the precaution which is thought necessary for safety in private nursing. Did you but think for one
moment of the atmosphere under that bed, the saturation of the under side of the mattress with
the warm evaporations, you would be startled and frightened too!

The use of any chamber utensil without a lid * should be utterly abolished, whether among the
sick or well. You can easily convince yourself of the necessity of this absolute rule, by taking
one with a lid, and examining the under side of that lid. It will be found always covered,
whenever the utensil is not empty, by condensed offensive moisture. Where does that go, when
there is no lid?

Chamber utensils without lids.

Earthenware, or if there is any wood, highly polished and varnished wood, are the only materials
fit for patients' utensils. The very lid of the old abominable close-stool is enough to breed a
pestilence. It becomes saturated with offensive matter, which scouring is only wanted to bring
out. I prefer an earthenware lid as being always cleaner. But there are various good new-
fashioned arrangements.

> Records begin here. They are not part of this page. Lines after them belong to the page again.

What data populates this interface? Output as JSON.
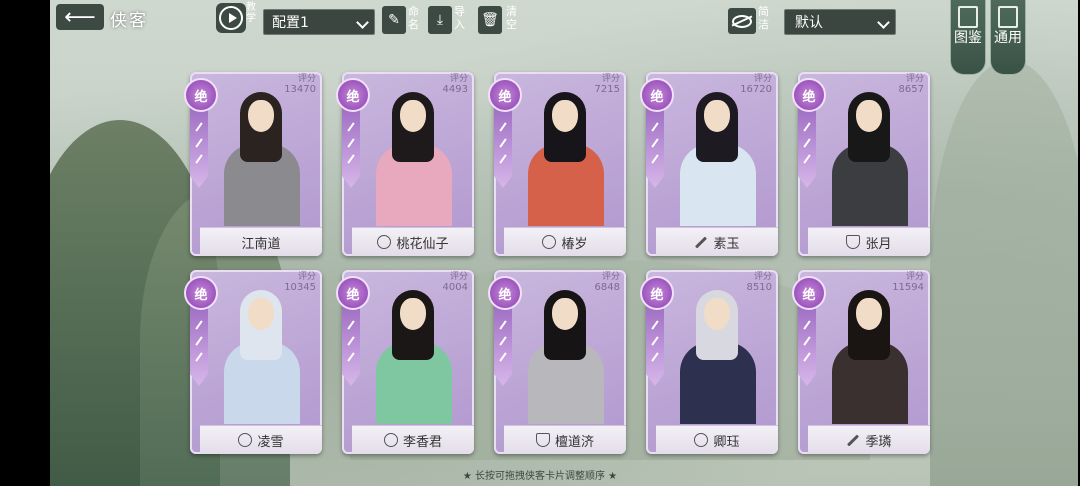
{
  "header": {
    "back_icon": "back-arrow-icon",
    "title": "侠客",
    "tutorial_label": "教学",
    "config_select": "配置1",
    "rename_label": "命名",
    "import_label": "导入",
    "clear_label": "清空",
    "simplify_label": "简洁",
    "sort_select": "默认"
  },
  "side_tabs": {
    "codex_label": "图鉴",
    "general_label": "通用"
  },
  "score_label": "评分",
  "cards": [
    {
      "rarity": "绝",
      "score": "13470",
      "name": "江南道",
      "type_icon": "",
      "hair": "#2a2320",
      "robe": "#8b8b8f"
    },
    {
      "rarity": "绝",
      "score": "4493",
      "name": "桃花仙子",
      "type_icon": "lotus-icon",
      "hair": "#1e1a1c",
      "robe": "#e8a8be"
    },
    {
      "rarity": "绝",
      "score": "7215",
      "name": "椿岁",
      "type_icon": "flame-swirl-icon",
      "hair": "#17141a",
      "robe": "#d6614a"
    },
    {
      "rarity": "绝",
      "score": "16720",
      "name": "素玉",
      "type_icon": "sword-icon",
      "hair": "#1d1a22",
      "robe": "#d9e6f2"
    },
    {
      "rarity": "绝",
      "score": "8657",
      "name": "张月",
      "type_icon": "shield-icon",
      "hair": "#181818",
      "robe": "#3b3d40"
    },
    {
      "rarity": "绝",
      "score": "10345",
      "name": "凌雪",
      "type_icon": "flame-swirl-icon",
      "hair": "#dfe5ee",
      "robe": "#c9d8ea"
    },
    {
      "rarity": "绝",
      "score": "4004",
      "name": "李香君",
      "type_icon": "lotus-icon",
      "hair": "#1a1716",
      "robe": "#7fc7a0"
    },
    {
      "rarity": "绝",
      "score": "6848",
      "name": "檀道济",
      "type_icon": "shield-icon",
      "hair": "#161414",
      "robe": "#b8b8bc"
    },
    {
      "rarity": "绝",
      "score": "8510",
      "name": "卿珏",
      "type_icon": "flame-swirl-icon",
      "hair": "#d8d8e0",
      "robe": "#2e3050"
    },
    {
      "rarity": "绝",
      "score": "11594",
      "name": "季璘",
      "type_icon": "sword-icon",
      "hair": "#1a1412",
      "robe": "#3a3030"
    }
  ],
  "footer_hint": "★ 长按可拖拽侠客卡片调整顺序 ★"
}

A slop pail should never be brought into a sick room. It should be a rule invariable, rather more
important in the private house than elsewhere, that the utensil should be carried directly to the
water-closet, emptied there, rinsed there, and brought back. There should always be water and a
cock in every water-closet for rinsing. But even if there is not, you must carry water there to
rinse with. I have actually seen, in the private sick room, the utensils emptied into the foot-pan,
and put back unrinsed under the bed. I can hardly say which is most abominable, whether to do
this or to rinse the utensil in the sick room. In the best hospitals it is now a rule that no slop pail
shall ever be brought into the wards, but that the utensils shall be carried direct to be emptied and
rinsed at the proper place. I would it were so in the private house.